--- Dataset ---

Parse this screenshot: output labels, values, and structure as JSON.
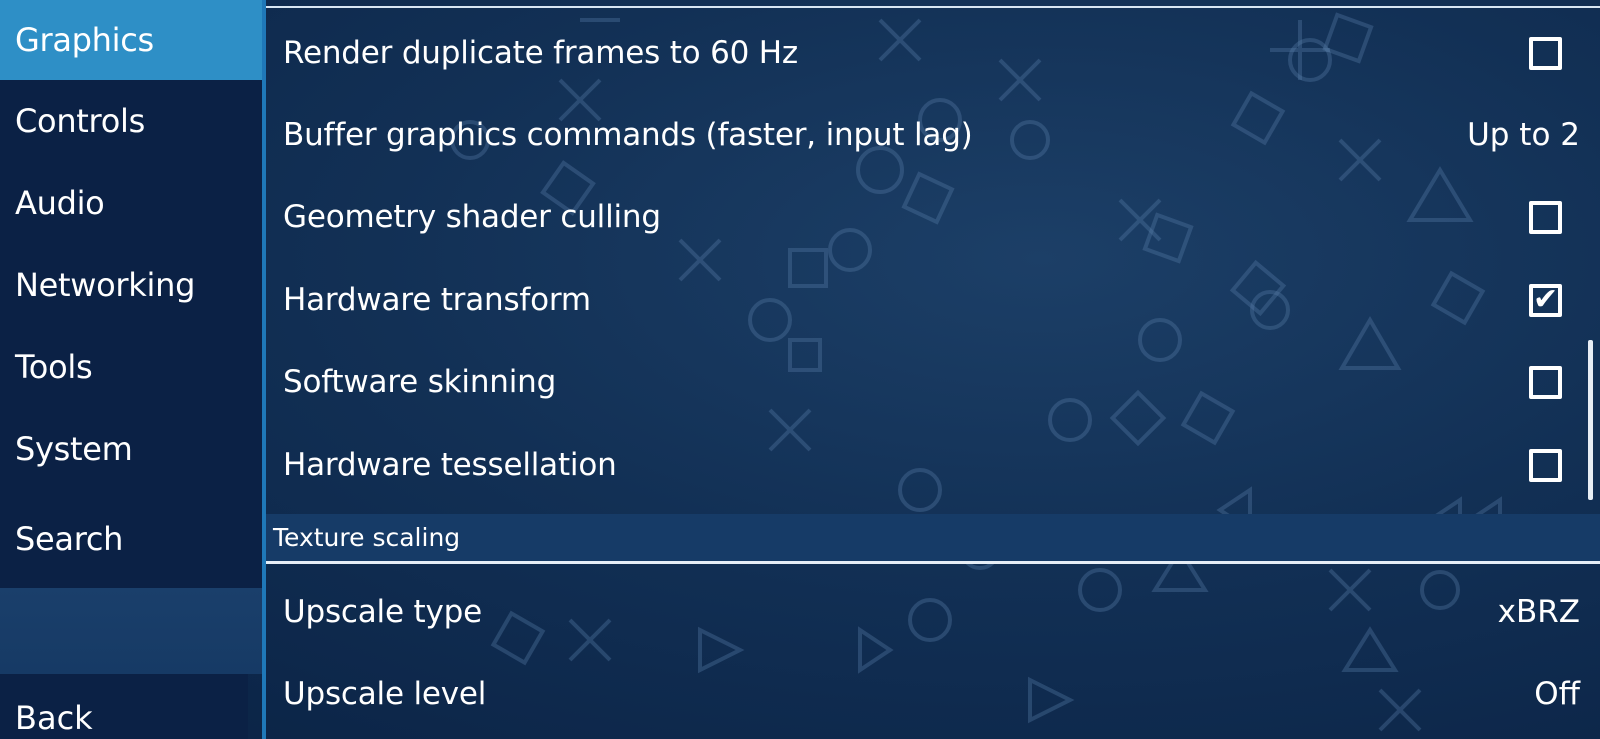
{
  "sidebar": {
    "items": [
      {
        "label": "Graphics",
        "selected": true
      },
      {
        "label": "Controls",
        "selected": false
      },
      {
        "label": "Audio",
        "selected": false
      },
      {
        "label": "Networking",
        "selected": false
      },
      {
        "label": "Tools",
        "selected": false
      },
      {
        "label": "System",
        "selected": false
      },
      {
        "label": "Search",
        "selected": false
      }
    ],
    "back_label": "Back"
  },
  "settings": {
    "rows": [
      {
        "label": "Render duplicate frames to 60 Hz",
        "type": "checkbox",
        "checked": false
      },
      {
        "label": "Buffer graphics commands (faster, input lag)",
        "type": "value",
        "value": "Up to 2"
      },
      {
        "label": "Geometry shader culling",
        "type": "checkbox",
        "checked": false
      },
      {
        "label": "Hardware transform",
        "type": "checkbox",
        "checked": true
      },
      {
        "label": "Software skinning",
        "type": "checkbox",
        "checked": false
      },
      {
        "label": "Hardware tessellation",
        "type": "checkbox",
        "checked": false
      }
    ],
    "section_header": "Texture scaling",
    "section_rows": [
      {
        "label": "Upscale type",
        "type": "value",
        "value": "xBRZ"
      },
      {
        "label": "Upscale level",
        "type": "value",
        "value": "Off"
      }
    ]
  },
  "checkmark_glyph": "✔",
  "colors": {
    "background": "#123055",
    "sidebar": "#0b2145",
    "selected": "#2e8fc6",
    "divider": "#1f78b8"
  },
  "icons": [
    "cross-icon",
    "circle-icon",
    "square-icon",
    "triangle-icon",
    "checkmark-icon"
  ]
}
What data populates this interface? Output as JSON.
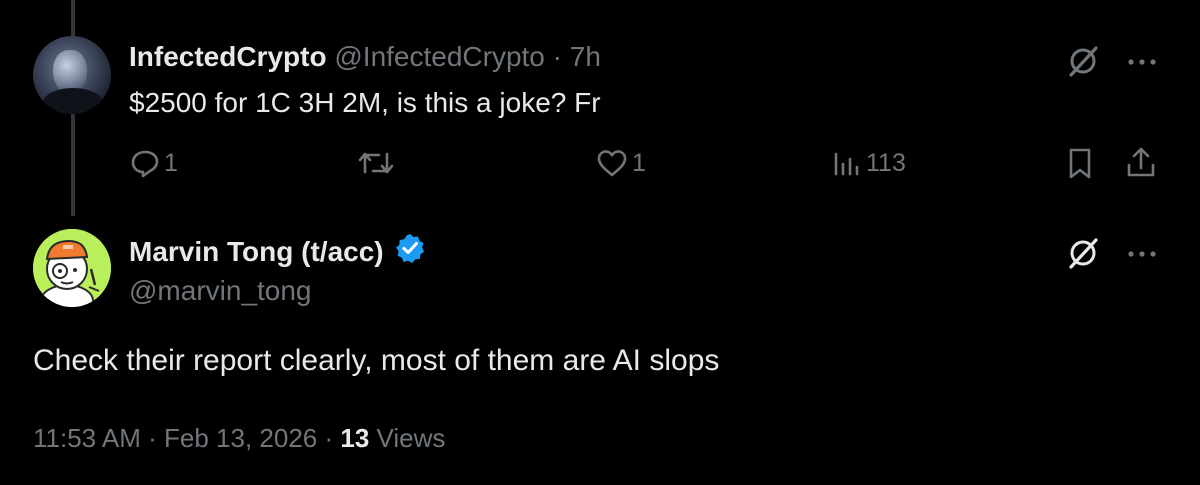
{
  "reply_tweet": {
    "display_name": "InfectedCrypto",
    "handle": "@InfectedCrypto",
    "separator": " · ",
    "time_ago": "7h",
    "text": "$2500 for 1C 3H 2M, is this a joke? Fr",
    "actions": {
      "replies": "1",
      "retweets": "",
      "likes": "1",
      "views": "113"
    },
    "icons": [
      "grok-icon",
      "more-icon",
      "reply-icon",
      "retweet-icon",
      "like-icon",
      "views-icon",
      "bookmark-icon",
      "share-icon"
    ]
  },
  "main_tweet": {
    "display_name": "Marvin Tong (t/acc)",
    "handle": "@marvin_tong",
    "verified": true,
    "text": "Check their report clearly, most of them are AI slops",
    "timestamp": "11:53 AM · Feb 13, 2026 · ",
    "views_count": "13",
    "views_label": " Views"
  },
  "colors": {
    "background": "#000000",
    "primary_text": "#e7e9ea",
    "secondary_text": "#71767b",
    "thread_line": "#333639",
    "verified_blue": "#1d9bf0",
    "avatar_green": "#b8ef5a"
  }
}
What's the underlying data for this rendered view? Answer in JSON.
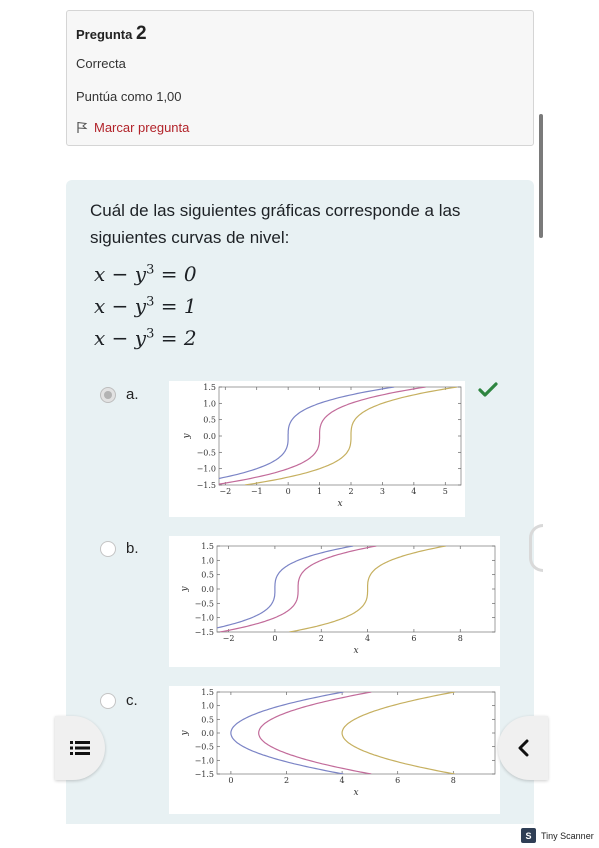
{
  "question": {
    "title_prefix": "Pregunta",
    "number": "2",
    "state": "Correcta",
    "grade": "Puntúa como 1,00",
    "flag_label": "Marcar pregunta",
    "text": "Cuál de las siguientes gráficas corresponde a las siguientes curvas de nivel:",
    "equations": [
      {
        "lhs": "x − y",
        "exp": "3",
        "rhs": " = 0"
      },
      {
        "lhs": "x − y",
        "exp": "3",
        "rhs": " = 1"
      },
      {
        "lhs": "x − y",
        "exp": "3",
        "rhs": " = 2"
      }
    ]
  },
  "options": [
    {
      "label": "a.",
      "selected": true,
      "correct": true
    },
    {
      "label": "b.",
      "selected": false
    },
    {
      "label": "c.",
      "selected": false
    }
  ],
  "colors": {
    "accent_flag": "#b2232a",
    "panel": "#e8f1f3",
    "correct_check": "#2e8540",
    "curve1": "#7b84c6",
    "curve2": "#c26b9a",
    "curve3": "#c6b060"
  },
  "icons": {
    "flag": "flag-icon",
    "check": "check-icon",
    "menu": "menu-icon",
    "back": "chevron-left-icon"
  },
  "brand": {
    "label": "Tiny Scanner"
  },
  "chart_data": [
    {
      "type": "line",
      "xlabel": "x",
      "ylabel": "y",
      "xlim": [
        -2.2,
        5.5
      ],
      "ylim": [
        -1.5,
        1.5
      ],
      "xticks": [
        "−2",
        "−1",
        "0",
        "1",
        "2",
        "3",
        "4",
        "5"
      ],
      "yticks": [
        "1.5",
        "1.0",
        "0.5",
        "0.0",
        "−0.5",
        "−1.0",
        "−1.5"
      ],
      "series": [
        {
          "description": "x − y^3 = 0",
          "x": [
            -2.2,
            2.3
          ]
        },
        {
          "description": "x − y^3 = 1",
          "x": [
            -1.2,
            3.3
          ]
        },
        {
          "description": "x − y^3 = 2",
          "x": [
            -0.2,
            4.3
          ]
        }
      ]
    },
    {
      "type": "line",
      "xlabel": "x",
      "ylabel": "y",
      "xlim": [
        -2.5,
        9.5
      ],
      "ylim": [
        -1.5,
        1.5
      ],
      "xticks": [
        "−2",
        "0",
        "2",
        "4",
        "6",
        "8"
      ],
      "yticks": [
        "1.5",
        "1.0",
        "0.5",
        "0.0",
        "−0.5",
        "−1.0",
        "−1.5"
      ],
      "series": [
        {
          "description": "x − y^3 = 0"
        },
        {
          "description": "x − y^3 = 1"
        },
        {
          "description": "x − y^3 = 8"
        }
      ]
    },
    {
      "type": "line",
      "xlabel": "x",
      "ylabel": "y",
      "xlim": [
        -0.5,
        9.5
      ],
      "ylim": [
        -1.5,
        1.5
      ],
      "xticks": [
        "0",
        "2",
        "4",
        "6",
        "8"
      ],
      "yticks": [
        "1.5",
        "1.0",
        "0.5",
        "0.0",
        "−0.5",
        "−1.0",
        "−1.5"
      ],
      "series": [
        {
          "description": "x = y^2 + c"
        },
        {
          "description": "x = y^2 + c"
        },
        {
          "description": "x = y^2 + c"
        }
      ]
    }
  ]
}
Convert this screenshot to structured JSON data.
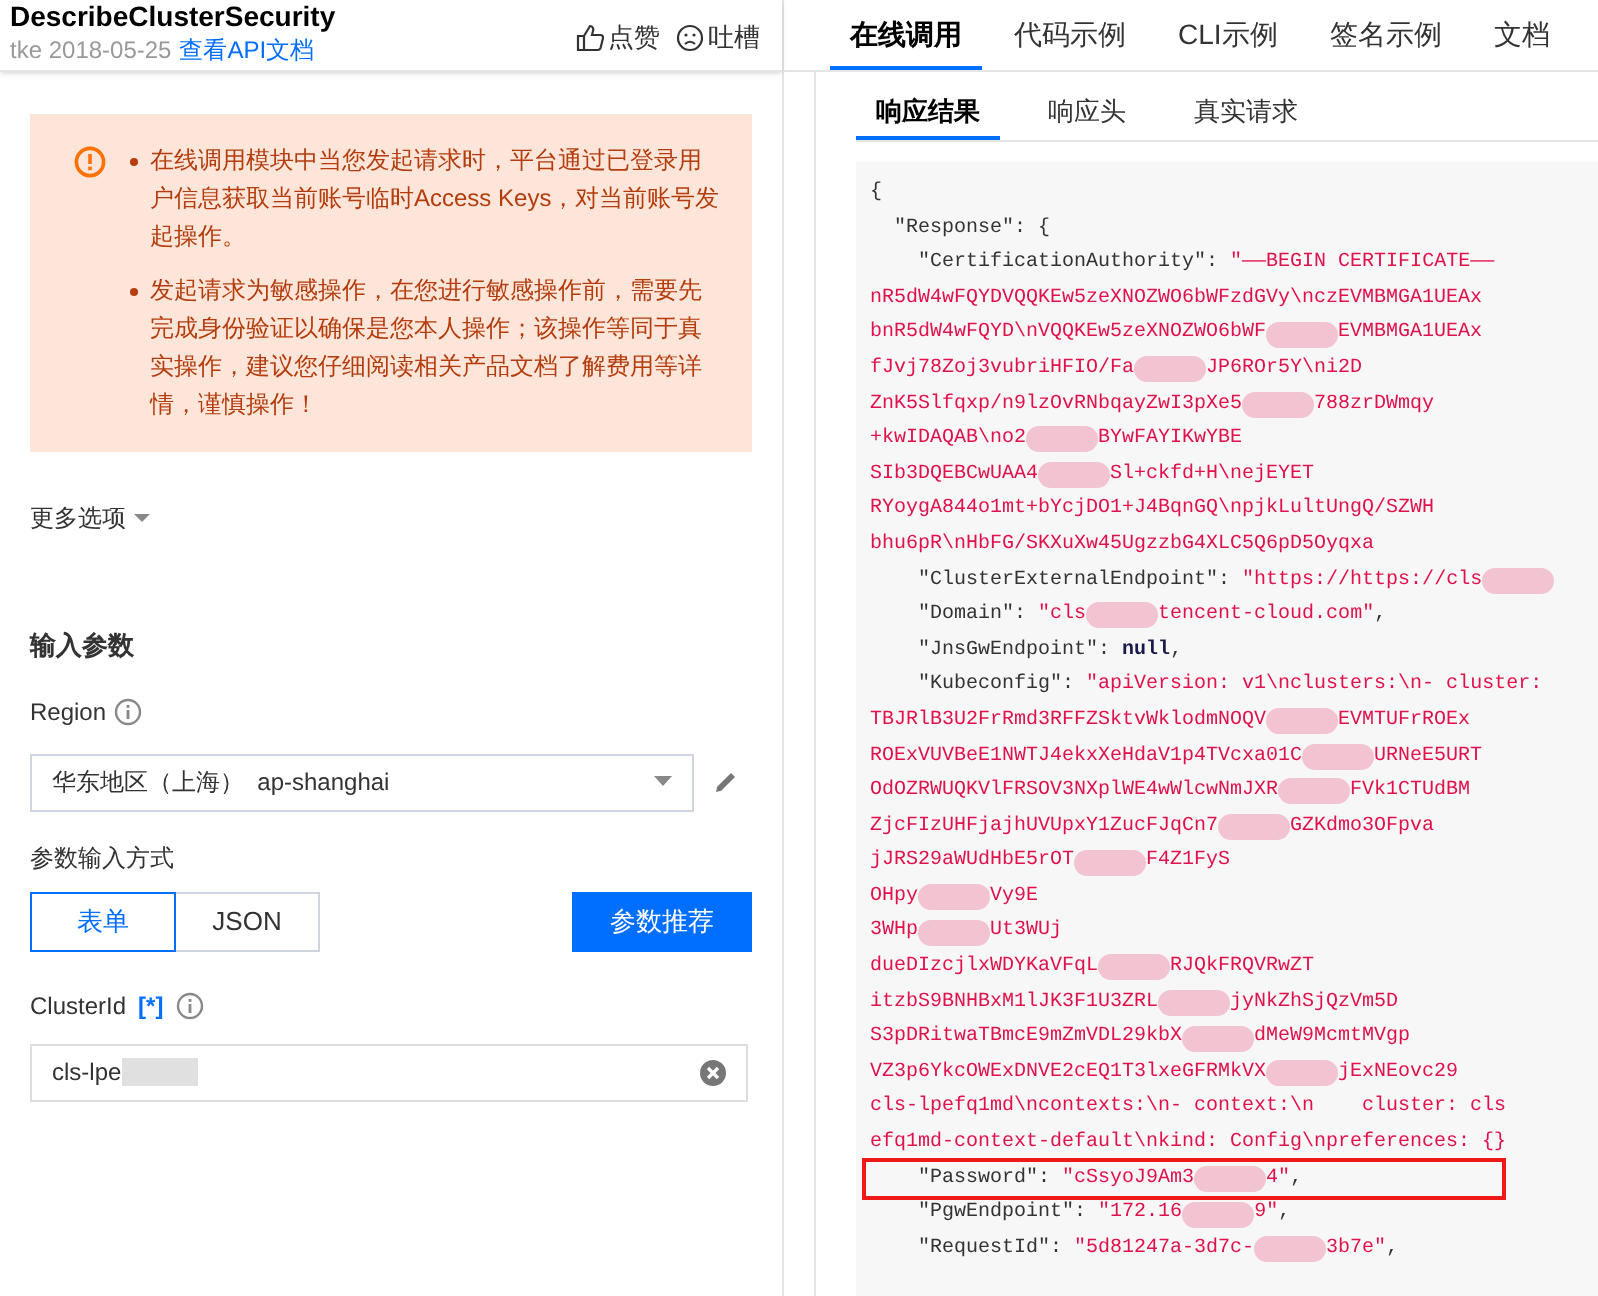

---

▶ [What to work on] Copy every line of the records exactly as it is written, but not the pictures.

▶ [Result]
Parse this screenshot: output labels, values, and structure as JSON.
{
  "sidebar": {
    "items": [
      {
        "label": "Graphics",
        "selected": true
      },
      {
        "label": "Controls",
        "selected": false
      },
      {
        "label": "Audio",
        "selected": false
      },
      {
        "label": "Networking",
        "selected": false
      },
      {
        "label": "Tools",
        "selected": false
      },
      {
        "label": "System",
        "selected": false
      },
      {
        "label": "Search",
        "selected": false
      }
    ],
    "back_label": "Back"
  },
  "settings": {
    "rows": [
      {
        "label": "Render duplicate frames to 60 Hz",
        "type": "checkbox",
        "checked": false
      },
      {
        "label": "Buffer graphics commands (faster, input lag)",
        "type": "value",
        "value": "Up to 2"
      },
      {
        "label": "Geometry shader culling",
        "type": "checkbox",
        "checked": false
      },
      {
        "label": "Hardware transform",
        "type": "checkbox",
        "checked": true
      },
      {
        "label": "Software skinning",
        "type": "checkbox",
        "checked": false
      },
      {
        "label": "Hardware tessellation",
        "type": "checkbox",
        "checked": false
      }
    ],
    "section_header": "Texture scaling",
    "section_rows": [
      {
        "label": "Upscale type",
        "type": "value",
        "value": "xBRZ"
      },
      {
        "label": "Upscale level",
        "type": "value",
        "value": "Off"
      }
    ]
  },
  "checkmark_glyph": "✔",
  "colors": {
    "background": "#123055",
    "sidebar": "#0b2145",
    "selected": "#2e8fc6",
    "divider": "#1f78b8"
  },
  "icons": [
    "cross-icon",
    "circle-icon",
    "square-icon",
    "triangle-icon",
    "checkmark-icon"
  ]
}
What data populates this interface? Output as JSON.
{
  "reply_tweet": {
    "display_name": "InfectedCrypto",
    "handle": "@InfectedCrypto",
    "separator": " · ",
    "time_ago": "7h",
    "text": "$2500 for 1C 3H 2M, is this a joke? Fr",
    "actions": {
      "replies": "1",
      "retweets": "",
      "likes": "1",
      "views": "113"
    },
    "icons": [
      "grok-icon",
      "more-icon",
      "reply-icon",
      "retweet-icon",
      "like-icon",
      "views-icon",
      "bookmark-icon",
      "share-icon"
    ]
  },
  "main_tweet": {
    "display_name": "Marvin Tong (t/acc)",
    "handle": "@marvin_tong",
    "verified": true,
    "text": "Check their report clearly, most of them are AI slops",
    "timestamp": "11:53 AM · Feb 13, 2026 · ",
    "views_count": "13",
    "views_label": " Views"
  },
  "colors": {
    "background": "#000000",
    "primary_text": "#e7e9ea",
    "secondary_text": "#71767b",
    "thread_line": "#333639",
    "verified_blue": "#1d9bf0",
    "avatar_green": "#b8ef5a"
  }
}
What's the underlying data for this rendered view? Answer in JSON.
{
  "question": {
    "title_prefix": "Pregunta",
    "number": "2",
    "state": "Correcta",
    "grade": "Puntúa como 1,00",
    "flag_label": "Marcar pregunta",
    "text": "Cuál de las siguientes gráficas corresponde a las siguientes curvas de nivel:",
    "equations": [
      {
        "lhs": "x − y",
        "exp": "3",
        "rhs": " = 0"
      },
      {
        "lhs": "x − y",
        "exp": "3",
        "rhs": " = 1"
      },
      {
        "lhs": "x − y",
        "exp": "3",
        "rhs": " = 2"
      }
    ]
  },
  "options": [
    {
      "label": "a.",
      "selected": true,
      "correct": true
    },
    {
      "label": "b.",
      "selected": false
    },
    {
      "label": "c.",
      "selected": false
    }
  ],
  "colors": {
    "accent_flag": "#b2232a",
    "panel": "#e8f1f3",
    "correct_check": "#2e8540",
    "curve1": "#7b84c6",
    "curve2": "#c26b9a",
    "curve3": "#c6b060"
  },
  "icons": {
    "flag": "flag-icon",
    "check": "check-icon",
    "menu": "menu-icon",
    "back": "chevron-left-icon"
  },
  "brand": {
    "label": "Tiny Scanner"
  },
  "chart_data": [
    {
      "type": "line",
      "xlabel": "x",
      "ylabel": "y",
      "xlim": [
        -2.2,
        5.5
      ],
      "ylim": [
        -1.5,
        1.5
      ],
      "xticks": [
        "−2",
        "−1",
        "0",
        "1",
        "2",
        "3",
        "4",
        "5"
      ],
      "yticks": [
        "1.5",
        "1.0",
        "0.5",
        "0.0",
        "−0.5",
        "−1.0",
        "−1.5"
      ],
      "series": [
        {
          "description": "x − y^3 = 0",
          "x": [
            -2.2,
            2.3
          ]
        },
        {
          "description": "x − y^3 = 1",
          "x": [
            -1.2,
            3.3
          ]
        },
        {
          "description": "x − y^3 = 2",
          "x": [
            -0.2,
            4.3
          ]
        }
      ]
    },
    {
      "type": "line",
      "xlabel": "x",
      "ylabel": "y",
      "xlim": [
        -2.5,
        9.5
      ],
      "ylim": [
        -1.5,
        1.5
      ],
      "xticks": [
        "−2",
        "0",
        "2",
        "4",
        "6",
        "8"
      ],
      "yticks": [
        "1.5",
        "1.0",
        "0.5",
        "0.0",
        "−0.5",
        "−1.0",
        "−1.5"
      ],
      "series": [
        {
          "description": "x − y^3 = 0"
        },
        {
          "description": "x − y^3 = 1"
        },
        {
          "description": "x − y^3 = 8"
        }
      ]
    },
    {
      "type": "line",
      "xlabel": "x",
      "ylabel": "y",
      "xlim": [
        -0.5,
        9.5
      ],
      "ylim": [
        -1.5,
        1.5
      ],
      "xticks": [
        "0",
        "2",
        "4",
        "6",
        "8"
      ],
      "yticks": [
        "1.5",
        "1.0",
        "0.5",
        "0.0",
        "−0.5",
        "−1.0",
        "−1.5"
      ],
      "series": [
        {
          "description": "x = y^2 + c"
        },
        {
          "description": "x = y^2 + c"
        },
        {
          "description": "x = y^2 + c"
        }
      ]
    }
  ]
}
Convert this screenshot to structured JSON data.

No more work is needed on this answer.